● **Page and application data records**
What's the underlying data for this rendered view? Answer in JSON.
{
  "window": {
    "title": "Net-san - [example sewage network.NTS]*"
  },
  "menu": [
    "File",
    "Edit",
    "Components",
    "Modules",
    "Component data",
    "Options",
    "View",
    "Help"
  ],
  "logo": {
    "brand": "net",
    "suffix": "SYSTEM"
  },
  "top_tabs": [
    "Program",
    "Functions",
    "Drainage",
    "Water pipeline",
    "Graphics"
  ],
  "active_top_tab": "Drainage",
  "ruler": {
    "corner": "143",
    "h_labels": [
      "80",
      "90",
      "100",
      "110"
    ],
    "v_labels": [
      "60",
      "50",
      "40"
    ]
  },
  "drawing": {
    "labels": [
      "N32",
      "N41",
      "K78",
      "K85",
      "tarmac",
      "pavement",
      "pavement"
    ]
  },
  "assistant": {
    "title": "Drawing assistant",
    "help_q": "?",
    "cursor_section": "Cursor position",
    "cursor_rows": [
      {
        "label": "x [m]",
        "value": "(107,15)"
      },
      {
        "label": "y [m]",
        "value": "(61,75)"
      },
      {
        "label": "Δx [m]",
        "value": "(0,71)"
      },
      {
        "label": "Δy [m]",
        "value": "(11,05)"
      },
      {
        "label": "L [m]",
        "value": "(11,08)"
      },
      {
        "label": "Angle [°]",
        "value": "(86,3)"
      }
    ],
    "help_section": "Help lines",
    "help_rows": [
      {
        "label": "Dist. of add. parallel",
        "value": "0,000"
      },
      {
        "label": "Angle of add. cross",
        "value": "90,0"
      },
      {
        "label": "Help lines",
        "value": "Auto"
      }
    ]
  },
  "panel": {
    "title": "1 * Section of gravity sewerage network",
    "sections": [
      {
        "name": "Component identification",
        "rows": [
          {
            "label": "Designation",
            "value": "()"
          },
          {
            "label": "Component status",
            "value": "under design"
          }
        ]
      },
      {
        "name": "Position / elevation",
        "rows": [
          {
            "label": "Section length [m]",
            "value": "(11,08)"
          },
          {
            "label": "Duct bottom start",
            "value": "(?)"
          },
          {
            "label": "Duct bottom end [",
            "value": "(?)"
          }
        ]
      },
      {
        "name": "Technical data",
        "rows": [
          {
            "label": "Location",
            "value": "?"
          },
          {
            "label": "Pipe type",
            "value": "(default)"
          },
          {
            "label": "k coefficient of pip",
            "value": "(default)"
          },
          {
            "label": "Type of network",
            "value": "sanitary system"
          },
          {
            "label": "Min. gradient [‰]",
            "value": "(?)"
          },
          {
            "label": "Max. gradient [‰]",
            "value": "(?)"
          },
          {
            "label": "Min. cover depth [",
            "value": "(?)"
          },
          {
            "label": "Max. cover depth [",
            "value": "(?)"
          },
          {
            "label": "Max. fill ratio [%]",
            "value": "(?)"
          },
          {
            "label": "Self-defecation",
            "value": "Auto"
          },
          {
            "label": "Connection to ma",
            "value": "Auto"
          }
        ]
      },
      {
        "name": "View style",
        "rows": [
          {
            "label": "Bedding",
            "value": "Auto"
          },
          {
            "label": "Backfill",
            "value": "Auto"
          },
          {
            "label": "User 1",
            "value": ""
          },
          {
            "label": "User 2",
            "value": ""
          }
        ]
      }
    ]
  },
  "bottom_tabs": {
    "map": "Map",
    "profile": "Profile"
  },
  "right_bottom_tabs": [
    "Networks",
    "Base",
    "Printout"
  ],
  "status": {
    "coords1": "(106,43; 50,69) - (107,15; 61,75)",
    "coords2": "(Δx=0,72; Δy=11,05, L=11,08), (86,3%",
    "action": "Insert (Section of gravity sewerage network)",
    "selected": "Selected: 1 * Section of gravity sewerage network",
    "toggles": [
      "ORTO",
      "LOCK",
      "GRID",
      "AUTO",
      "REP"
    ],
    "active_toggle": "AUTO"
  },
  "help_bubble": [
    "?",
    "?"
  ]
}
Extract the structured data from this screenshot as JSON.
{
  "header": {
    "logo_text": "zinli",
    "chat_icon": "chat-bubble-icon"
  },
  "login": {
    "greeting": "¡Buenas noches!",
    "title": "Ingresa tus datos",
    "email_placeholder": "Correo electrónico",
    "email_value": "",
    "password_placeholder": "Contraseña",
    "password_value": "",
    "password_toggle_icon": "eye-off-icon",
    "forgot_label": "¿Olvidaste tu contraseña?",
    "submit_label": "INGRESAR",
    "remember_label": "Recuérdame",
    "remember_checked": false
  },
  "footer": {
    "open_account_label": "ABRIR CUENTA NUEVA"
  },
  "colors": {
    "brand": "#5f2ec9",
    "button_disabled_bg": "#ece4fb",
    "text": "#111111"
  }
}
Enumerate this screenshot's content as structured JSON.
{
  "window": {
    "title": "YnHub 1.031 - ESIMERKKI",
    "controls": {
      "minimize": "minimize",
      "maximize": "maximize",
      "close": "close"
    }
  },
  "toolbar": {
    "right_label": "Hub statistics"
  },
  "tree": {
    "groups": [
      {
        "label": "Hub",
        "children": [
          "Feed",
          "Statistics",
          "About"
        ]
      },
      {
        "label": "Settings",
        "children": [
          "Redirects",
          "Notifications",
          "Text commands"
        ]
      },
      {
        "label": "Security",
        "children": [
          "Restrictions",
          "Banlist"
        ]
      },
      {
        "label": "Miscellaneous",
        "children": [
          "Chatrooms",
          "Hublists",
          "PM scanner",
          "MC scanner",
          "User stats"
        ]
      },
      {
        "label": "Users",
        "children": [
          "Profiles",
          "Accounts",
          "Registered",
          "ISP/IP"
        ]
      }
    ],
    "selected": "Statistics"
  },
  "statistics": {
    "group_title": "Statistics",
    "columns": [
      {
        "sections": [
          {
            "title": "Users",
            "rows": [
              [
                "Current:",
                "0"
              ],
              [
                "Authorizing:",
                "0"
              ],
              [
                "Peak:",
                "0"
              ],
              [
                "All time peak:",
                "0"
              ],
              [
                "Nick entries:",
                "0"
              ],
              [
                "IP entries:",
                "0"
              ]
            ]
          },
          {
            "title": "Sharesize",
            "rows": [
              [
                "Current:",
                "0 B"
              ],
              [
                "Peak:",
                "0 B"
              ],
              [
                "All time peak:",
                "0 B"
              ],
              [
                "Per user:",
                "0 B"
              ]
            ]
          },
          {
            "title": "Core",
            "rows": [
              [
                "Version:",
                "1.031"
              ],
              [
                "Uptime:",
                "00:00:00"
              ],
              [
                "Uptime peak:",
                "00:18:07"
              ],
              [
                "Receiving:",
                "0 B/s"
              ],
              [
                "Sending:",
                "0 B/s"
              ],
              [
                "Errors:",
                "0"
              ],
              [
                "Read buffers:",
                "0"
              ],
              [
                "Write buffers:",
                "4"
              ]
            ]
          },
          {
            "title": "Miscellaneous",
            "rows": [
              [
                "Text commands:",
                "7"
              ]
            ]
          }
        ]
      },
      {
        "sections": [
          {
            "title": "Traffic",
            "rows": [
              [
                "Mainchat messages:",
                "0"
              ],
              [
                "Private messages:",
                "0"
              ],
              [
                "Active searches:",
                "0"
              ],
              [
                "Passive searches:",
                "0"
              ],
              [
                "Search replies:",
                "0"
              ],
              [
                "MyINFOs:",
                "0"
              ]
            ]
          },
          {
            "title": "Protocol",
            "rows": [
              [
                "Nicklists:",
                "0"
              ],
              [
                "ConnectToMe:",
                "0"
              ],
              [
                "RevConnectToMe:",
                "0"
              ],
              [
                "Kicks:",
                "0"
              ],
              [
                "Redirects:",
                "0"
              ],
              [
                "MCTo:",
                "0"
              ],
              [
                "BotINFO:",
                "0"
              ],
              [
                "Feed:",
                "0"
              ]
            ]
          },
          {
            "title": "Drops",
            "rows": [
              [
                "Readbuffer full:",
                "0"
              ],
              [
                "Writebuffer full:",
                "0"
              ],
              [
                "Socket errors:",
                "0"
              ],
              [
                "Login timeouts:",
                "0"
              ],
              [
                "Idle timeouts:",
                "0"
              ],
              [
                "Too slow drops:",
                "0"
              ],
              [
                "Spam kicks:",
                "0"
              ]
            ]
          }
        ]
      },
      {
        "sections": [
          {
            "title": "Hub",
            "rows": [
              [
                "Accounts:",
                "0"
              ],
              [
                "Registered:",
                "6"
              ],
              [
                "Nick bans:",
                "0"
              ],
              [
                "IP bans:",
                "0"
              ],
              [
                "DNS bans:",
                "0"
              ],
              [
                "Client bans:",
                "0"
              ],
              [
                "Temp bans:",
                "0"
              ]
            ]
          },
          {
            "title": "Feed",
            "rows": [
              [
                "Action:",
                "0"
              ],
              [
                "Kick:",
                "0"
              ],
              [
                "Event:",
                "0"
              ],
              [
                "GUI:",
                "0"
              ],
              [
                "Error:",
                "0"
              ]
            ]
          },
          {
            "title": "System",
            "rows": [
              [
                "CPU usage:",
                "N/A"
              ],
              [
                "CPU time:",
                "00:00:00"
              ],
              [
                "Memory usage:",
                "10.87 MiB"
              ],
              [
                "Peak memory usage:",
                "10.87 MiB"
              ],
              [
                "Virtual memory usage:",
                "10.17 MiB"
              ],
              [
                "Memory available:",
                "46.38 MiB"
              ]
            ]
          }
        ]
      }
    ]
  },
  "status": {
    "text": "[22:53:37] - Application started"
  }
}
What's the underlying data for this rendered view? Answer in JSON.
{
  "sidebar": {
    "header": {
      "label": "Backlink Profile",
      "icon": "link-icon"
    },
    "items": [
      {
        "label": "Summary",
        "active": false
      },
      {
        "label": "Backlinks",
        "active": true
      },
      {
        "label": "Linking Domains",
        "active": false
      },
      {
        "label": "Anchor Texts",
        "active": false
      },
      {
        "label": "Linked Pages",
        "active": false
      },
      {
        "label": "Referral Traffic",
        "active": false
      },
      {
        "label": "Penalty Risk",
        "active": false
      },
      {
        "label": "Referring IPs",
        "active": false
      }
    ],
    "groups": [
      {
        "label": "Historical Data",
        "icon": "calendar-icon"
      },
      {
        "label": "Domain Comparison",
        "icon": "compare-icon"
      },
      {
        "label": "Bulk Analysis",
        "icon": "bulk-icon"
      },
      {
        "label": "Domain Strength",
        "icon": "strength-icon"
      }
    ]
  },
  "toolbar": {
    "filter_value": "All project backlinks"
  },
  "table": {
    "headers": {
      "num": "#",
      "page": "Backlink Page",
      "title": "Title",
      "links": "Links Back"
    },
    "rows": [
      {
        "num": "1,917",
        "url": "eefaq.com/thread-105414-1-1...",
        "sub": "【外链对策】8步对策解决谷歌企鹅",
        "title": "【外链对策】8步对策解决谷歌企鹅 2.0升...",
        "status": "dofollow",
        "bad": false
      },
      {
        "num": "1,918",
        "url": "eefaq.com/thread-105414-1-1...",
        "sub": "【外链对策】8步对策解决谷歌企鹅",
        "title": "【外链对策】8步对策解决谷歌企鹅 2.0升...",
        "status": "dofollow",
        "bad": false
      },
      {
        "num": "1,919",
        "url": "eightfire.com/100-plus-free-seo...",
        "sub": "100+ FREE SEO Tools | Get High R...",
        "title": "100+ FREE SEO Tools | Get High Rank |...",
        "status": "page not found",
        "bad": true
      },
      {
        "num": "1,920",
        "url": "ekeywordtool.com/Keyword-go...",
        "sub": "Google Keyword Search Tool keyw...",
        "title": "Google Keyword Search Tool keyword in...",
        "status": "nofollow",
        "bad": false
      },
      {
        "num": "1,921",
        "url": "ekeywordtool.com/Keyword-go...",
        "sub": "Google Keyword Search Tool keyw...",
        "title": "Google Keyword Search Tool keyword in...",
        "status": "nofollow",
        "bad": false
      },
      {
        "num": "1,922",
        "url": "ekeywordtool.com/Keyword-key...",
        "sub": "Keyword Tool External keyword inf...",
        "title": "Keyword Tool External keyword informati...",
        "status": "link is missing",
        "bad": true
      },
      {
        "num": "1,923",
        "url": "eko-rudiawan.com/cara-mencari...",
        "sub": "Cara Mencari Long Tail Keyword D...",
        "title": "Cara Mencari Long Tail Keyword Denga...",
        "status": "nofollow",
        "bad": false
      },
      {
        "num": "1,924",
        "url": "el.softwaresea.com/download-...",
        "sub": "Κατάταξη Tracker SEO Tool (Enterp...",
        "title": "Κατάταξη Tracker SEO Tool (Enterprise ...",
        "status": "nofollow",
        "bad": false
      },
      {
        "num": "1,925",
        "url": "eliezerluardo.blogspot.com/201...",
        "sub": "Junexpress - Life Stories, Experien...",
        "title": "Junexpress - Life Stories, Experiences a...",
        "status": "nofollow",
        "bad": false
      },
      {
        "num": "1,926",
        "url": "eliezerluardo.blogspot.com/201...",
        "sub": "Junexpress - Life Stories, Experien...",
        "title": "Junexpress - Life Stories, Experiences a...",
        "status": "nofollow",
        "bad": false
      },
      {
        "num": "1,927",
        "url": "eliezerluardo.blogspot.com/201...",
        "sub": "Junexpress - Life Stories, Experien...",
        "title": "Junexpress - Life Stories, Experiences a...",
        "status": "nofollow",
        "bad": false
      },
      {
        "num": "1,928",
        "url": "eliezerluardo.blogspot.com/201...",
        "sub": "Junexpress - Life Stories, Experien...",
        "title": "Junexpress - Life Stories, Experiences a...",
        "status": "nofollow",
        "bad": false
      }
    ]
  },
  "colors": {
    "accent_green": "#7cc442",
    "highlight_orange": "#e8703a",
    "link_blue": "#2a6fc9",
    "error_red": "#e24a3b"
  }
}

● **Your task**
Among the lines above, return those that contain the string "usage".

● **Solved exercise**
                "CPU usage:",
                "Memory usage:",
                "Peak memory usage:",
                "Virtual memory usage:",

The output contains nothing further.